◆ INFORMATION SUPPLIED
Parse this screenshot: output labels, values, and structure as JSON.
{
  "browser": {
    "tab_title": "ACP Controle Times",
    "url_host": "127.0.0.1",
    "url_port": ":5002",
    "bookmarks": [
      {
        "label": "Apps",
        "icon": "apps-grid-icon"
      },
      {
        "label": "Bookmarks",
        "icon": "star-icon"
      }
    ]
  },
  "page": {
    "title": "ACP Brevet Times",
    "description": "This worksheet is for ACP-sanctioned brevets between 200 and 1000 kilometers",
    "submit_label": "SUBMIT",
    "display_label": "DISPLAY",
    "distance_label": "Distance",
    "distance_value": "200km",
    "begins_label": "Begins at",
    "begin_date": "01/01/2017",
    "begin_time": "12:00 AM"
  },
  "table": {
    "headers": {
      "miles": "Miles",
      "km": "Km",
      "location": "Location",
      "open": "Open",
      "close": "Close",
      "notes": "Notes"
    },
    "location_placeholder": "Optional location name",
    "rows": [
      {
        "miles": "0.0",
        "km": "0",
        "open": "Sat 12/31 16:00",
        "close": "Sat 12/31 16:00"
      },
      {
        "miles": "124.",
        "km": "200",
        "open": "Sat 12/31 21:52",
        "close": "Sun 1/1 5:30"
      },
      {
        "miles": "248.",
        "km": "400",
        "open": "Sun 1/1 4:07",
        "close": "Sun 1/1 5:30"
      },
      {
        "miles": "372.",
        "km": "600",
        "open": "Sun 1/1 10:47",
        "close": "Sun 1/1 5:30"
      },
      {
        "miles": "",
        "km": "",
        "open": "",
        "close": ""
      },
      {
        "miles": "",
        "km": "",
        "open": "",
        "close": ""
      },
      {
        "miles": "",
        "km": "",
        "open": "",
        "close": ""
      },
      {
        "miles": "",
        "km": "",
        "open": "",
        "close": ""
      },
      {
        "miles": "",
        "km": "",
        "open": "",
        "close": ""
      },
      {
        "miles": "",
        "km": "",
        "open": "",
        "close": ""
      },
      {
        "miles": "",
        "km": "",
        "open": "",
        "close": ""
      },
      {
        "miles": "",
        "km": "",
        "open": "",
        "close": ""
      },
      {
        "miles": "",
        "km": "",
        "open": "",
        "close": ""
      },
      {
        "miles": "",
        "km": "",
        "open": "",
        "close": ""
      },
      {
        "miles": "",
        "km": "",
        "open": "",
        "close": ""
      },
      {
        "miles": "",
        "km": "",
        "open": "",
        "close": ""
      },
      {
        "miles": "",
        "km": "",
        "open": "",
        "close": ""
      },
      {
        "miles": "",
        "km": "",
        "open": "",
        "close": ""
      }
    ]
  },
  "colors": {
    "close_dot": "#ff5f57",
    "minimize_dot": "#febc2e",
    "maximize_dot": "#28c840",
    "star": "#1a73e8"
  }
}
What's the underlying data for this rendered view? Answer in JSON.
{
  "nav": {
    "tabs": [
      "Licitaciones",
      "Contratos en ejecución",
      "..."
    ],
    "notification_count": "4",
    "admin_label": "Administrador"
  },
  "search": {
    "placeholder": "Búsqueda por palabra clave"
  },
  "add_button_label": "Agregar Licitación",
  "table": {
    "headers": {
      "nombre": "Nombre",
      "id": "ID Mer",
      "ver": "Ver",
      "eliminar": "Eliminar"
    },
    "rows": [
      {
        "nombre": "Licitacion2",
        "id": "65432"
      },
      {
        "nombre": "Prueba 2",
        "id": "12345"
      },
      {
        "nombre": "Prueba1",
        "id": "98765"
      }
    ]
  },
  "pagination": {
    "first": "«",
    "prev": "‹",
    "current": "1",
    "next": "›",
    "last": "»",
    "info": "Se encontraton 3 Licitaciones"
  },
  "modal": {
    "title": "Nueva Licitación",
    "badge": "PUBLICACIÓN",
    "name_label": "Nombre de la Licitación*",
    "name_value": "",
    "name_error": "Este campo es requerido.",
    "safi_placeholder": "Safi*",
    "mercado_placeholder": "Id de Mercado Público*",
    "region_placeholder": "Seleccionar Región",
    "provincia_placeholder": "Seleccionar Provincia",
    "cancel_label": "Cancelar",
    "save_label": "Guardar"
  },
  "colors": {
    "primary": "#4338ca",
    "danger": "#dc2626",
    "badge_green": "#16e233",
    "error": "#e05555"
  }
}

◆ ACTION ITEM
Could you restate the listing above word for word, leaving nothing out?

◆ RESULT OF THE TASK
Parse this screenshot: output labels, values, and structure as JSON.
{
  "browser": {
    "tab_title": "ACP Controle Times",
    "url_host": "127.0.0.1",
    "url_port": ":5002",
    "bookmarks": [
      {
        "label": "Apps",
        "icon": "apps-grid-icon"
      },
      {
        "label": "Bookmarks",
        "icon": "star-icon"
      }
    ]
  },
  "page": {
    "title": "ACP Brevet Times",
    "description": "This worksheet is for ACP-sanctioned brevets between 200 and 1000 kilometers",
    "submit_label": "SUBMIT",
    "display_label": "DISPLAY",
    "distance_label": "Distance",
    "distance_value": "200km",
    "begins_label": "Begins at",
    "begin_date": "01/01/2017",
    "begin_time": "12:00 AM"
  },
  "table": {
    "headers": {
      "miles": "Miles",
      "km": "Km",
      "location": "Location",
      "open": "Open",
      "close": "Close",
      "notes": "Notes"
    },
    "location_placeholder": "Optional location name",
    "rows": [
      {
        "miles": "0.0",
        "km": "0",
        "open": "Sat 12/31 16:00",
        "close": "Sat 12/31 16:00"
      },
      {
        "miles": "124.",
        "km": "200",
        "open": "Sat 12/31 21:52",
        "close": "Sun 1/1 5:30"
      },
      {
        "miles": "248.",
        "km": "400",
        "open": "Sun 1/1 4:07",
        "close": "Sun 1/1 5:30"
      },
      {
        "miles": "372.",
        "km": "600",
        "open": "Sun 1/1 10:47",
        "close": "Sun 1/1 5:30"
      },
      {
        "miles": "",
        "km": "",
        "open": "",
        "close": ""
      },
      {
        "miles": "",
        "km": "",
        "open": "",
        "close": ""
      },
      {
        "miles": "",
        "km": "",
        "open": "",
        "close": ""
      },
      {
        "miles": "",
        "km": "",
        "open": "",
        "close": ""
      },
      {
        "miles": "",
        "km": "",
        "open": "",
        "close": ""
      },
      {
        "miles": "",
        "km": "",
        "open": "",
        "close": ""
      },
      {
        "miles": "",
        "km": "",
        "open": "",
        "close": ""
      },
      {
        "miles": "",
        "km": "",
        "open": "",
        "close": ""
      },
      {
        "miles": "",
        "km": "",
        "open": "",
        "close": ""
      },
      {
        "miles": "",
        "km": "",
        "open": "",
        "close": ""
      },
      {
        "miles": "",
        "km": "",
        "open": "",
        "close": ""
      },
      {
        "miles": "",
        "km": "",
        "open": "",
        "close": ""
      },
      {
        "miles": "",
        "km": "",
        "open": "",
        "close": ""
      },
      {
        "miles": "",
        "km": "",
        "open": "",
        "close": ""
      }
    ]
  },
  "colors": {
    "close_dot": "#ff5f57",
    "minimize_dot": "#febc2e",
    "maximize_dot": "#28c840",
    "star": "#1a73e8"
  }
}
What's the underlying data for this rendered view? Answer in JSON.
{
  "nav": {
    "tabs": [
      "Licitaciones",
      "Contratos en ejecución",
      "..."
    ],
    "notification_count": "4",
    "admin_label": "Administrador"
  },
  "search": {
    "placeholder": "Búsqueda por palabra clave"
  },
  "add_button_label": "Agregar Licitación",
  "table": {
    "headers": {
      "nombre": "Nombre",
      "id": "ID Mer",
      "ver": "Ver",
      "eliminar": "Eliminar"
    },
    "rows": [
      {
        "nombre": "Licitacion2",
        "id": "65432"
      },
      {
        "nombre": "Prueba 2",
        "id": "12345"
      },
      {
        "nombre": "Prueba1",
        "id": "98765"
      }
    ]
  },
  "pagination": {
    "first": "«",
    "prev": "‹",
    "current": "1",
    "next": "›",
    "last": "»",
    "info": "Se encontraton 3 Licitaciones"
  },
  "modal": {
    "title": "Nueva Licitación",
    "badge": "PUBLICACIÓN",
    "name_label": "Nombre de la Licitación*",
    "name_value": "",
    "name_error": "Este campo es requerido.",
    "safi_placeholder": "Safi*",
    "mercado_placeholder": "Id de Mercado Público*",
    "region_placeholder": "Seleccionar Región",
    "provincia_placeholder": "Seleccionar Provincia",
    "cancel_label": "Cancelar",
    "save_label": "Guardar"
  },
  "colors": {
    "primary": "#4338ca",
    "danger": "#dc2626",
    "badge_green": "#16e233",
    "error": "#e05555"
  }
}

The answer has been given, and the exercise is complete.